Rose-Tinted Telescopes: Nostalgia, Preservation and Cinema Paradiso (1988)

This winter, on its twenty-fifth anniversary, a cinematic re-release of Cinema Paradiso will confront a new generation of movie-lovers with Whitman’s enigmatic response. The film hasn’t changed (this is a “fully restored” version of a director’s cut that’s been around for a decade now), but what has changed is the audience. We’re jaded and bored, more nostalgic than ever for a collective film memory that has begun to fade. This time round, director Giuseppe Tornatore’s paean to lost love and a dying movie culture may just be too sad for the cinephile to bear. Paradoxically, the only therapy for this melancholy is to go and see it.

By Sam Thompson


Empathy and The Act of Killing (2013)

Joshua Oppenheimer’s documentary The Act of Killing asks Indonesian war criminals to produce lavish re-enactments of their roles in the torture and murder of ‘Communists’ and ethnic Chinese, as well as their nightmares and fantasies. The result is a mesmeric and profound indictment of the empathetic power of the moving image.

By Sam Thompson

Breaking Bad: Television Addiction

‘Breaking Bad’ recently concluded in a cacophony of, the all-too-familiar, superlatives and hyperbole that accompany our box-set culture. However, once the memory of these accolades has faded away, we may find that the show has had a longer lasting impact on the way that television is consumed and produced.

By Charlie North

Slacker: “It’s not building a wall but making a brick”

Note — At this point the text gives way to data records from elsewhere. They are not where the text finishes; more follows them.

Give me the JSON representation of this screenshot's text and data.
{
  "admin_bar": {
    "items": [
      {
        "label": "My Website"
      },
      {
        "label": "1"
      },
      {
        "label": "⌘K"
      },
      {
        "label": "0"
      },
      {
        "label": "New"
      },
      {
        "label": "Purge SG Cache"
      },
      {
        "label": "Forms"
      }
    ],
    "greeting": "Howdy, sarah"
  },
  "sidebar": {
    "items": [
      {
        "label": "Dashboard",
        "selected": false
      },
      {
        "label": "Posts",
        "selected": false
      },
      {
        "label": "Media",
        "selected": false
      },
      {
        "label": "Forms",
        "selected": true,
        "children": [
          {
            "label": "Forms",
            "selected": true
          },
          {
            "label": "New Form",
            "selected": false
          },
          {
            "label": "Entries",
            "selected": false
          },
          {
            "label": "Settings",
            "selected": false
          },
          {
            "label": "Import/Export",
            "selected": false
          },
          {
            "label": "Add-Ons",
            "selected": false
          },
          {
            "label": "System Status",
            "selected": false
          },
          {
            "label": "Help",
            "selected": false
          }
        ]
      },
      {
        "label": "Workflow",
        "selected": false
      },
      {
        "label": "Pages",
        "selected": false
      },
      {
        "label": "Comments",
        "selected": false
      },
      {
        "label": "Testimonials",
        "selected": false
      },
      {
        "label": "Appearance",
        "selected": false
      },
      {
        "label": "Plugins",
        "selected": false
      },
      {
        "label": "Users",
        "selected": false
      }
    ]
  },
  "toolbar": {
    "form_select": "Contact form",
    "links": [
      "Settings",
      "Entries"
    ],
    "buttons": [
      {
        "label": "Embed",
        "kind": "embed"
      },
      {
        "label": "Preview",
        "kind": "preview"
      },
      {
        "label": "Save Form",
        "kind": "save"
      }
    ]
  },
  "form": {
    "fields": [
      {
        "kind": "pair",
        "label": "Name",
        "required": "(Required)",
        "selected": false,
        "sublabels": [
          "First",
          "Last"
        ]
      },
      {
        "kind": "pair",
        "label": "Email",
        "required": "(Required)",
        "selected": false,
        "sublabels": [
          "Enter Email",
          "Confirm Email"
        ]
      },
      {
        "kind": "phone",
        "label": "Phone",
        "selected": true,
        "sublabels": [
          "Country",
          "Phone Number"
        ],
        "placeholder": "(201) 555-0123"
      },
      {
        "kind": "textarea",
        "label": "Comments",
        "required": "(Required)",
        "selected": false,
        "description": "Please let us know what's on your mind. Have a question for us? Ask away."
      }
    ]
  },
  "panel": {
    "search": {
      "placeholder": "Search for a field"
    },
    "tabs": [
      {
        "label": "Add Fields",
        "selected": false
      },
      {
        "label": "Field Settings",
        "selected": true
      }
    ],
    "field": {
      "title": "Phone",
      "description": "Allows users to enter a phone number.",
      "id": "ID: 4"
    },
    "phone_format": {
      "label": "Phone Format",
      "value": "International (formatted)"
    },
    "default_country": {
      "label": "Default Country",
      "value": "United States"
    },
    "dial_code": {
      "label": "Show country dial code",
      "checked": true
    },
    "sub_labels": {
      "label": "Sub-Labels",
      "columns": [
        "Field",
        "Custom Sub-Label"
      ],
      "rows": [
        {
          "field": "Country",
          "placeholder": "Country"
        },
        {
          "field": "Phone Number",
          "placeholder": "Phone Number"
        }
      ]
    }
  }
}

Linklater’s 1991 film Slacker has two standout features: a commitment to presenting only incidental scenes, and the use of geographical continuity to join together unrelated fragments of different stories. Like the Oblique Strategy card says: he is not building a wall but making bricks. This gives him the space to reflect in a playful way on the principled apathy of his ‘slackers’ and the philosophical issues this raises.

by Matteo Tiratelli